U. S. Killed Civilians as "Policy" In Korean War

June 6, 2006

A recently uncovered document reveals that U.S. official policy during the Korean war (1950-53) was to murder civilian refugees.

On May 30, the AP reported that the document - a letter from the U.S. ambassador to Seoul - stated that U.S. policy ordered soldiers to shoot at civilians approaching them.

"If refugees do appear from north of U.S. lines they will receive warning shots, and if they then persist in advancing they will be shot," wrote Ambassador John J. Muccio, in his message to Assistant Secretary of State Dean Rusk in 1950.

According to the letter, this decision was made at a high-level meeting in South Korea on July 25, 1950, the night before soldiers from the 7th U. S. Cavalry Regiment shot hundreds of refugees at No Gun Ri. Korean eyewitnesses to this massacre have stated that about 400, mostly women and children, were killed at the village 100 miles southeast of Seoul. Hundreds more refugees were killed in later, similar episodes, according to testimony by survivors.

Previous Pentagon "investigations" into the No Gun Ri massacre and similar incidents had claimed that the killings were not deliberate, but an "unfortunate tragedy" carried out by soldiers who acted without orders.

In a 1998 interview, the late Army Col. Robert M. Carroll, a lieutenant at No Gun Ri, said that he remembered the order radioed across the warfront on July 26 to stop refugees from crossing battle lines. "What do you do when you're told nobody comes through?

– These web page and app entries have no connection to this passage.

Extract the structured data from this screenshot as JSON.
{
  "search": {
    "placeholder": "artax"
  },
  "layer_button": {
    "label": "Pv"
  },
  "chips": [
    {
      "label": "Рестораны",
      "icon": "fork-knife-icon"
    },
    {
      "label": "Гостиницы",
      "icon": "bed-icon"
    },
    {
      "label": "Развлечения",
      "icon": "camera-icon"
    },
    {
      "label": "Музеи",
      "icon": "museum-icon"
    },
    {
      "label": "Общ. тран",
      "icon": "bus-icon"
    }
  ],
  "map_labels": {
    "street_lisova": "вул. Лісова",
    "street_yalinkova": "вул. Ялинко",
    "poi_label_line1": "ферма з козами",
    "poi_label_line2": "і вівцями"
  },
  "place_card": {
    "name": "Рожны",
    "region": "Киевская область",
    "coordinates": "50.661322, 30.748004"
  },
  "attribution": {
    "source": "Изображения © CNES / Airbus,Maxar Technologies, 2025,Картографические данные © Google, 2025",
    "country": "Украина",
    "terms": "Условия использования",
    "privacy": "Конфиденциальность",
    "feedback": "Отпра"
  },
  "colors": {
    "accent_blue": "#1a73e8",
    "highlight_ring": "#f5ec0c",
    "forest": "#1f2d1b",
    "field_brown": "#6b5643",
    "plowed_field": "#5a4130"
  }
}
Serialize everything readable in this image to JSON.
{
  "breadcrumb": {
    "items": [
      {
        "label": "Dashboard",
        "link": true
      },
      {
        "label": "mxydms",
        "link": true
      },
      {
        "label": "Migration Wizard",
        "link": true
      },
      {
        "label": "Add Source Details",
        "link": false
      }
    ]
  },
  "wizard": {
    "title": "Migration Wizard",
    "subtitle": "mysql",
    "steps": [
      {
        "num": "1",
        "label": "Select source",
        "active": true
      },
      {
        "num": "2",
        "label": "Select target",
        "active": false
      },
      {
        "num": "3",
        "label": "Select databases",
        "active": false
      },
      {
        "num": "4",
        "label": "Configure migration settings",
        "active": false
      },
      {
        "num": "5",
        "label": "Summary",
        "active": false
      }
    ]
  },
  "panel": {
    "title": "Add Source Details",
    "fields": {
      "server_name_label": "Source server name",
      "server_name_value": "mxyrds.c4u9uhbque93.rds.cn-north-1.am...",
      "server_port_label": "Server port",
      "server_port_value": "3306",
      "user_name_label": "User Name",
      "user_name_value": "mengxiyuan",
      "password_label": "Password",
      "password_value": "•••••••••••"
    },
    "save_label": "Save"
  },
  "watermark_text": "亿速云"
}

We had to shoot them to hold them back." Many other soldier witnesses verified the radio orders to open fire at No Gun Ri.

Since then, research by the Associated Press uncovered nearly 20 other declassified U.S. military documents showing commanders ordered or authorized such killings in 1950-51.

In a statement issued on May 29, a No Gun Ri survivors group called that incident "a clear war crime," and demanded an apology and compensation from the U.S. government.